While Mr Doria’s style and background have drawn comparison by some critics with US President Trump and former Italian prime minister Silvio Berlusconi, he likens himself to Michael Bloomberg, the billionaire former mayor of New York. He is “fully pro-privatisation” and for a “smaller state”, Mr Doria notes. Like Mr Bloomberg, he says, he has not drawn a mayoral salary.
Argentina’s president and former mayor of Buenos Aires, Mauricio Macri, is another character he is drawn to. “I know him and I like him,” Mr Doria says of the wealthy businessman turned politician. “He is modern, efficient, transforming and courageous.”
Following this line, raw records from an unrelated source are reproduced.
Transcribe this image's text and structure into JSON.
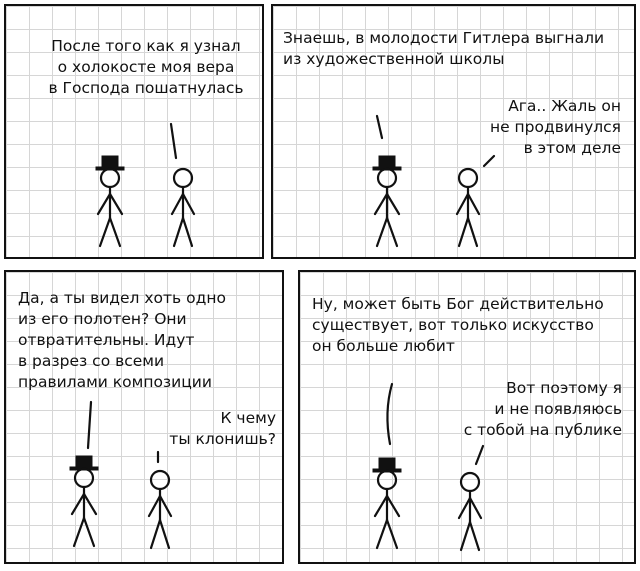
{
  "panels": [
    {
      "left_text": "",
      "right_text": "",
      "top_text": "После того как я узнал\nо холокосте моя вера\nв Господа пошатнулась"
    },
    {
      "top_text": "Знаешь, в молодости Гитлера выгнали\nиз художественной школы",
      "reply_text": "Ага.. Жаль он\nне продвинулся\nв этом деле"
    },
    {
      "top_text": "Да, а ты видел хоть одно\nиз его полотен? Они\nотвратительны. Идут\nв разрез со всеми\nправилами композиции",
      "reply_text": "К чему\nты клонишь?"
    },
    {
      "top_text": "Ну, может быть Бог действительно\nсуществует, вот только искусство\nон больше любит",
      "reply_text": "Вот поэтому я\nи не появляюсь\nс тобой на публике"
    }
  ]
}
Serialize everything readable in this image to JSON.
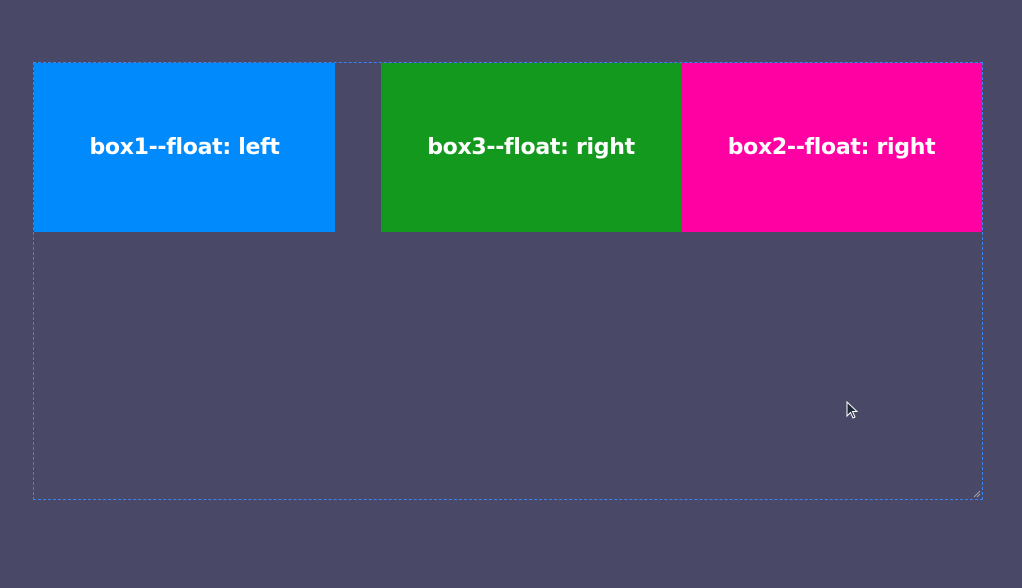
{
  "boxes": {
    "box1": {
      "label": "box1--float: left",
      "color": "#008afc"
    },
    "box2": {
      "label": "box2--float: right",
      "color": "#ff00a3"
    },
    "box3": {
      "label": "box3--float: right",
      "color": "#139a1e"
    }
  },
  "colors": {
    "background": "#494867",
    "container_border": "#3b82f6"
  },
  "icons": {
    "cursor": "mouse-pointer-icon",
    "resize": "resize-handle-icon"
  }
}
With October’s general election wide open, the question is where next for Mr Doria. Geraldo Alckmin, the veteran governor of São Paulostate, has been earmarked as presidential candidate for Mr Doria’s PSDB party. The mayor is expected to leave his post in April to go for the governor’s seat in the election, but insiders believe he may run for president if the popularity of Mr Alckmin, presently fourth in the polls, fails to rise.
Mr Doria remains enigmatic. “Without courage you do nothing,” he says. “There is no victory without pain.”
Geraldo Alckmin needs to win national support
Straight-talking São Paulo state governor Geraldo Alckmin (pictured above) is tipped to run for president when Brazil goes to the ballot box this October. Heralded as bringing down crime across the state in his four terms as leader, he has been selected to unite a divided party.
The Brazilian Social Democracy party (PSDB) is one of the biggest in the country and includes both supporters and opponents of unpopular president Michel Temer.
Career politician Mr Alckmin, who grew up 150km north of the city of São Paulo, is its most likely presidential nominee.
There are concerns, however, that he is virtually unknown outside Brazil’s wealthiest and most populous state.
“At a national level he will struggle,” says Thiago de Aragão, an analyst at Brasília-based political consultancy Arko Advice.
“For a candidate to embrace Brazil he needs to sell more than just simply good governance as part of his political campaign.”
In a January poll of voting intentions, Mr Alckmin was backed by only 7 per cent of voters in three key states where his party traditionally garners strong support —Rio Grande do Sul, Santa Catarina and Paraná.
That was half the level of support for his party predecessor Aécio Neves at this stage of the 2014 presidential election campaign against Dilma Rousseff.
Candidates have until August to formally announce they are candidates. Choosing a suitable deputy will be crucial to Mr Alckmin’s success, says Matias Spektor, a political analyst.
“He needs to select a vice-president who either has supporters in the agricultural heartland in the centre-west or the poorer states in the north-east,” he says.
Possible centre-west options include seasoned PSDB senator Cássio Cunha Lima, while contenders in the north-east include Antônio Carlos Magalhães Neto, the current mayor of Salvador.
Mr Alckmin’s level of influence outside his state may have been underestimated, however.
If no other presidential hopeful matches his experience or fails to tap into national issues, Mr Alckmin may be on his way to becoming the most credible candidate.